This is my first pre-prohibition Scotch cocktail, and I want to find the right way to receive them.
I suppose when I cover each cocktail I want to involve three main issues. I believe we should cover the arduous journey of sourcing ingredients, breaking apart the ancient recipes, and the taste of each cocktail. Like I have stated before in previous articles, I’m strongly against descriptions of taste due primarily to individual opinion, but I feel it’s important to impart some reference of my experience. I will try my best to not let my personal preference override description of flavour in the cocktail.
This cocktail didn’t give me very many hang-ups, although I was a little freaked out by Dubonnet. Not being very familiar with aperitifs I started by calling a very good friend of mine, Corey Bunnewith, who heard my concerns and stated it was a very common aperitif. I was able to find both white and red sold at our local retailer.

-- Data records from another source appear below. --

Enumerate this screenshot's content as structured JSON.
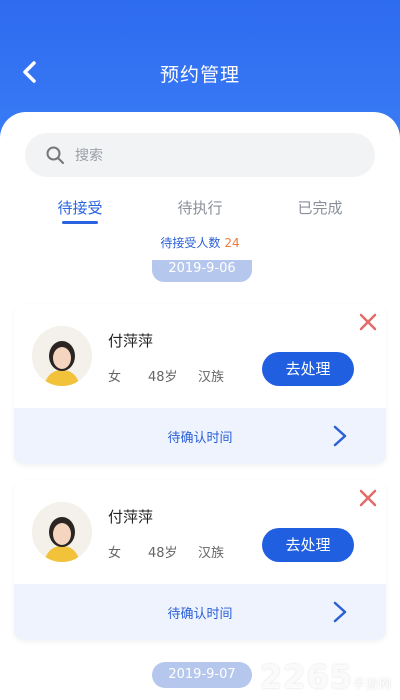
{
  "header": {
    "title": "预约管理"
  },
  "search": {
    "placeholder": "搜索"
  },
  "tabs": [
    {
      "label": "待接受",
      "active": true
    },
    {
      "label": "待执行",
      "active": false
    },
    {
      "label": "已完成",
      "active": false
    }
  ],
  "pending": {
    "label": "待接受人数",
    "count": "24"
  },
  "dates": [
    "2019-9-06",
    "2019-9-07"
  ],
  "cards": [
    {
      "name": "付萍萍",
      "gender": "女",
      "age": "48岁",
      "ethnicity": "汉族",
      "action": "去处理",
      "footer": "待确认时间"
    },
    {
      "name": "付萍萍",
      "gender": "女",
      "age": "48岁",
      "ethnicity": "汉族",
      "action": "去处理",
      "footer": "待确认时间"
    }
  ],
  "watermark": {
    "text": "2265",
    "sub": "手游网"
  },
  "colors": {
    "primary": "#1f5fe0",
    "header": "#2e6bf0",
    "accent_count": "#f07a3a",
    "close": "#e36b6b"
  }
}
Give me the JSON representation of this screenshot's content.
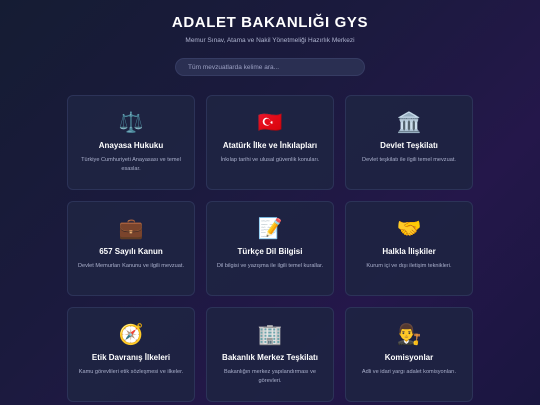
{
  "header": {
    "title": "ADALET BAKANLIĞI GYS",
    "subtitle": "Memur Sınav, Atama ve Nakil Yönetmeliği Hazırlık Merkezi"
  },
  "search": {
    "placeholder": "Tüm mevzuatlarda kelime ara..."
  },
  "cards": [
    {
      "icon": "⚖️",
      "icon_name": "scales-icon",
      "title": "Anayasa Hukuku",
      "desc": "Türkiye Cumhuriyeti Anayasası ve temel esaslar."
    },
    {
      "icon": "🇹🇷",
      "icon_name": "turkey-flag-icon",
      "title": "Atatürk İlke ve İnkılapları",
      "desc": "İnkılap tarihi ve ulusal güvenlik konuları."
    },
    {
      "icon": "🏛️",
      "icon_name": "government-building-icon",
      "title": "Devlet Teşkilatı",
      "desc": "Devlet teşkilatı ile ilgili temel mevzuat."
    },
    {
      "icon": "💼",
      "icon_name": "briefcase-icon",
      "title": "657 Sayılı Kanun",
      "desc": "Devlet Memurları Kanunu ve ilgili mevzuat."
    },
    {
      "icon": "📝",
      "icon_name": "memo-icon",
      "title": "Türkçe Dil Bilgisi",
      "desc": "Dil bilgisi ve yazışma ile ilgili temel kurallar."
    },
    {
      "icon": "🤝",
      "icon_name": "handshake-icon",
      "title": "Halkla İlişkiler",
      "desc": "Kurum içi ve dışı iletişim teknikleri."
    },
    {
      "icon": "🧭",
      "icon_name": "compass-icon",
      "title": "Etik Davranış İlkeleri",
      "desc": "Kamu görevlileri etik sözleşmesi ve ilkeler."
    },
    {
      "icon": "🏢",
      "icon_name": "office-building-icon",
      "title": "Bakanlık Merkez Teşkilatı",
      "desc": "Bakanlığın merkez yapılandırması ve görevleri."
    },
    {
      "icon": "👨‍⚖️",
      "icon_name": "judge-icon",
      "title": "Komisyonlar",
      "desc": "Adli ve idari yargı adalet komisyonları."
    }
  ]
}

I was also able to find out that Rouge was the original of the two recipes.
You should buy the Rouge if you plan on making this cocktail.
I feel it’s only right to first give you the original recipe and then showcase what I did. You may have some knowledge you can impart on me. Any help decoding pre-prohibition recipes will be appreciated. If you have any helpful hints contact me on Twitter.
The Pioneers of Mixing at Elite Bars list the Administrator as 2/3 scotch, two dashes French vermouth, two dashes Dubonnet and one dash Angostura bitters, and stir.
I can’t seem to understand how “stir” tells me how much ice is needed – or indeed any ice at all – and 2/3 scotch is not a volume. Don’t even get me started on dashes. This volume does not mean much to me, and I refuse to let this stop me. I have decided to build all drinks in a cocktail glass (around 3oz) so my maths says 2/3 of 3oz is 2oz. So with 1 oz being left over for Dubonnet and Dolin they both get a 1/2 oz, this sounds good to me.
2oz Balvenie 15yo
1/2 oz Dubonnet
1/2 oz Dolin French vermouth
1 dash Angostura bitters
Add all ingredients to an iced mixing glass and stir with the bar spoon. Use your julep strainer and strain into your chilled cocktail glass.
The original recipe did call for garnishment of one green olive, but I HATE olives so that’s out. You can add one if you want.
The first smell is that of scotch. The Dubonnet and vermouth did not add very much to the floral qualities. Once in your mouth you get a softer scotch with a dry citrus quality. I can see why this recipe would have been used, and feel this is copying the effects of what finishing single malt Scotch in new woods does today. I also feel this has a lot of similar qualities with the Balvenie 21yo Port wood. So my guess is this is the grandfather to finished single malts. I was not incredibly overwhelmed by this drink and would not recommend that you worry yourself too much about making this, unless you like your scotch dry with a hint of citrus.